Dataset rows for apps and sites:
Segment Open

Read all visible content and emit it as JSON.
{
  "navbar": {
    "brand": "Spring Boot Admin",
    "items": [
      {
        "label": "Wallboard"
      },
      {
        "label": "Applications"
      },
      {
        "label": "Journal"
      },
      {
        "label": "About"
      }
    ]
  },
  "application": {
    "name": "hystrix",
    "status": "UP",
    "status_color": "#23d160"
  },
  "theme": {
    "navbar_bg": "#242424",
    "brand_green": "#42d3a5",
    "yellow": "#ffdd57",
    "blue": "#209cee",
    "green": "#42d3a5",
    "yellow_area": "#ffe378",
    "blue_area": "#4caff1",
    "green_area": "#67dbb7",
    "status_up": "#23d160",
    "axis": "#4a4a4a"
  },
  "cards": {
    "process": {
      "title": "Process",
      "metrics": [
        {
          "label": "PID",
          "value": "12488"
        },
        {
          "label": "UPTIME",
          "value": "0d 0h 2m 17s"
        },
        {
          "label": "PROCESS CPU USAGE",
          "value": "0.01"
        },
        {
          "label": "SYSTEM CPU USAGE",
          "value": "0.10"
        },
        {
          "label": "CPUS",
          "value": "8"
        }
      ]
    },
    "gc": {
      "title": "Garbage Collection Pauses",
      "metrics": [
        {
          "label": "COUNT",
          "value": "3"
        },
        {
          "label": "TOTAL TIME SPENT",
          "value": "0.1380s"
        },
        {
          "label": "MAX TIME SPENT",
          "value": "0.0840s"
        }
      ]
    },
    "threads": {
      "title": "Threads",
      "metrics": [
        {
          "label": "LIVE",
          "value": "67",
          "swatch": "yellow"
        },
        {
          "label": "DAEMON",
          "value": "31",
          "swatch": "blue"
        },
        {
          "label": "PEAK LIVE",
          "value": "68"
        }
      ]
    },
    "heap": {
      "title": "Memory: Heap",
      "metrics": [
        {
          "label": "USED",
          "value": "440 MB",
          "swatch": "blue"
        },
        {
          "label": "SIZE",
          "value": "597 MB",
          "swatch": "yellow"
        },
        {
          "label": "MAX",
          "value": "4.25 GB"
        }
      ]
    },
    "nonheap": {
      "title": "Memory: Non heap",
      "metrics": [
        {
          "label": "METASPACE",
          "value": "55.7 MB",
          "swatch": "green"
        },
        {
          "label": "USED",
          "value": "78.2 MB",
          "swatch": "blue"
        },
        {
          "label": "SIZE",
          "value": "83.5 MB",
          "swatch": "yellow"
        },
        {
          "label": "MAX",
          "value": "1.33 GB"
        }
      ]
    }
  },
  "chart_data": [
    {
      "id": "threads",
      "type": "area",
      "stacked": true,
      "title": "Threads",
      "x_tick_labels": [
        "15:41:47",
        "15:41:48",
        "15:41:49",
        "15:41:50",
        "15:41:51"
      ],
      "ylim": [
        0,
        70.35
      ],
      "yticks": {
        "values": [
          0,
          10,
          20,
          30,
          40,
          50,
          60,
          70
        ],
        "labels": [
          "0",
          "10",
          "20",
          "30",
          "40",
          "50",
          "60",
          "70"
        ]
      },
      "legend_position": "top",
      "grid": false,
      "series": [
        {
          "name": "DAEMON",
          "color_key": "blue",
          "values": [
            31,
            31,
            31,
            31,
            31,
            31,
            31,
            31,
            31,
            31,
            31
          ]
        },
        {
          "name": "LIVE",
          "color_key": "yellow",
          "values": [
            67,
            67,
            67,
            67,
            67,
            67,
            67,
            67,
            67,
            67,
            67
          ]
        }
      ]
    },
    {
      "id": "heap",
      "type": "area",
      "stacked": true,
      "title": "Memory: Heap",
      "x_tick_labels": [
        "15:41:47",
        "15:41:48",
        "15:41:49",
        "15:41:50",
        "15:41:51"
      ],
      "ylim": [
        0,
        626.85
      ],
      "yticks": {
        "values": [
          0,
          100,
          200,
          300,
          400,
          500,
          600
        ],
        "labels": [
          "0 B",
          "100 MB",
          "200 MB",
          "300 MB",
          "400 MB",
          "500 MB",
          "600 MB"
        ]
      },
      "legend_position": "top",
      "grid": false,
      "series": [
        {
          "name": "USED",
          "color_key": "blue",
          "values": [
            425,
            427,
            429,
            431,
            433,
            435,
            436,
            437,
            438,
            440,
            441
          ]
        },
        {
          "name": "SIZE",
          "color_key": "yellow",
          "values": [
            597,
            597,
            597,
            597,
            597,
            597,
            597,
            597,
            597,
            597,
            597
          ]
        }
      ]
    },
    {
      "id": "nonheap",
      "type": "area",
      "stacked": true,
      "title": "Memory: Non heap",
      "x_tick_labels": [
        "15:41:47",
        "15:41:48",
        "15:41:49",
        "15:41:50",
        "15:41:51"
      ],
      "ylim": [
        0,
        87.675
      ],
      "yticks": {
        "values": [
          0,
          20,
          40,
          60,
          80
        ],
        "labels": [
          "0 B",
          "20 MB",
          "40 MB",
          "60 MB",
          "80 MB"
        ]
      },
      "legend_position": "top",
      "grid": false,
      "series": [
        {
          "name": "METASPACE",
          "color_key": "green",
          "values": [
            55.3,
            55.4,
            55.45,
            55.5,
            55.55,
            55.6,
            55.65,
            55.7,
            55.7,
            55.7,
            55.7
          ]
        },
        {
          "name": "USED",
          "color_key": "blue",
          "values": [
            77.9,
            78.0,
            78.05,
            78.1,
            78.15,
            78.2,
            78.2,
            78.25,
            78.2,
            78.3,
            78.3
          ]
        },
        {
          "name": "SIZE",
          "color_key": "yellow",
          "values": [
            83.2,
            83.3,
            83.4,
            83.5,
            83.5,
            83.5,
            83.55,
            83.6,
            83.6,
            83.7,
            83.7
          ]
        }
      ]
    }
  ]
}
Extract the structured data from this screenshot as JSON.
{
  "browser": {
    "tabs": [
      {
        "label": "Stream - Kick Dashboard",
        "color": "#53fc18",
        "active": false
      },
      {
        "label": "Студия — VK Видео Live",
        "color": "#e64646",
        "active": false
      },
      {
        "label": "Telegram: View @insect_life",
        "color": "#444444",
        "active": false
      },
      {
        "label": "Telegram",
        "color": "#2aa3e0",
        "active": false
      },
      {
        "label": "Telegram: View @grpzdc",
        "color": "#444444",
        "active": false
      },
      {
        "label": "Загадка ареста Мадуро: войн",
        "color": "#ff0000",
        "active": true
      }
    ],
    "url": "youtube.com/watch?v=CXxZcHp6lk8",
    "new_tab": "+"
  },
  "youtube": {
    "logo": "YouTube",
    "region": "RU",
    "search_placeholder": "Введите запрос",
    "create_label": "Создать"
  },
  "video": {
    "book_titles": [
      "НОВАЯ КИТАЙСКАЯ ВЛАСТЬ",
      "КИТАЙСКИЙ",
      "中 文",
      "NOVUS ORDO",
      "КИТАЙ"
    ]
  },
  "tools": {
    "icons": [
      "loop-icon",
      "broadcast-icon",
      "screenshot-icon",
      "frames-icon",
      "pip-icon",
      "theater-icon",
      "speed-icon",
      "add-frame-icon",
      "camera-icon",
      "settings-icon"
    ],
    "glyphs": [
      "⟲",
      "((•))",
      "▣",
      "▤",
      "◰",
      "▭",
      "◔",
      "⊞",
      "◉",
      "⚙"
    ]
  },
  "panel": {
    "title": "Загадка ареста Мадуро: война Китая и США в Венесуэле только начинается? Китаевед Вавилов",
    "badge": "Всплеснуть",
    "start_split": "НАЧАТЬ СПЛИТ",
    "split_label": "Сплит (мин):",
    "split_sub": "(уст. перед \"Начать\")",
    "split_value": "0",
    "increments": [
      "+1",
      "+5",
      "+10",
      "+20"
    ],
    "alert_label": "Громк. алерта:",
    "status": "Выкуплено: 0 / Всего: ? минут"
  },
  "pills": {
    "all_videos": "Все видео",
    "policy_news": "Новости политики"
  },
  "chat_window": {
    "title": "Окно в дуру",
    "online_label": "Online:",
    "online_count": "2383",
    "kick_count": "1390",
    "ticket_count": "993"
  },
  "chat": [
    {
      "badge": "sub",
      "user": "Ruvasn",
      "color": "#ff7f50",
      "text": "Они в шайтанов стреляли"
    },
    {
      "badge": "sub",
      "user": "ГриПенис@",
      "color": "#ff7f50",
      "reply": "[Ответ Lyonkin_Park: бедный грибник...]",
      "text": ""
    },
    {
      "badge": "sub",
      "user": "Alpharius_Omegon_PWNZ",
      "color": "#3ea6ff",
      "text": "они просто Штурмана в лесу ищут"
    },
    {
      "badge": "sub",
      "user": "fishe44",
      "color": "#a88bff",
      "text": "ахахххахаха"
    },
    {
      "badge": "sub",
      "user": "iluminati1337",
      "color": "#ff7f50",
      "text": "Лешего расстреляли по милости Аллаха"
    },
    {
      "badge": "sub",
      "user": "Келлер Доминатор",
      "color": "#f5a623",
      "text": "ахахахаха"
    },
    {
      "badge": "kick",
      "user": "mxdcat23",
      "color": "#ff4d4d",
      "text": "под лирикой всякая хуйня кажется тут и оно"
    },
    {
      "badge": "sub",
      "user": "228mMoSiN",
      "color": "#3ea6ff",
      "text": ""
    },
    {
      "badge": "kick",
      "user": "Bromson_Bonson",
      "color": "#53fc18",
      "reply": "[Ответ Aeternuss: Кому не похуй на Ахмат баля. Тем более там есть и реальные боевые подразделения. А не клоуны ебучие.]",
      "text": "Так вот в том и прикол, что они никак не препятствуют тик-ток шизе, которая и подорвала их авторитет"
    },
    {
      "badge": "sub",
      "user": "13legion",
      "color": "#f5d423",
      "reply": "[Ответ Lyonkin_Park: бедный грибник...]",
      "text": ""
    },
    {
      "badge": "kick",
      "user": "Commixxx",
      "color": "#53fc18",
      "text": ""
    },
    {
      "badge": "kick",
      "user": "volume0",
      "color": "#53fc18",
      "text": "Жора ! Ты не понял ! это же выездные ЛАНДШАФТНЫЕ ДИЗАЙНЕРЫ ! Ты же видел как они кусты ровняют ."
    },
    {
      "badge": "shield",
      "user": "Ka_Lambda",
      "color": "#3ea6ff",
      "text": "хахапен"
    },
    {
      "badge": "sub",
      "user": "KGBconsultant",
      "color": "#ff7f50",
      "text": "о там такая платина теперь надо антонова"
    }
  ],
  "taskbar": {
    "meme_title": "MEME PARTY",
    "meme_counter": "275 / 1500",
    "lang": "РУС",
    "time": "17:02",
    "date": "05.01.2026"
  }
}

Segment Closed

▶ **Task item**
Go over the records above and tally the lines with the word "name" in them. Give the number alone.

▶ **Answer**
8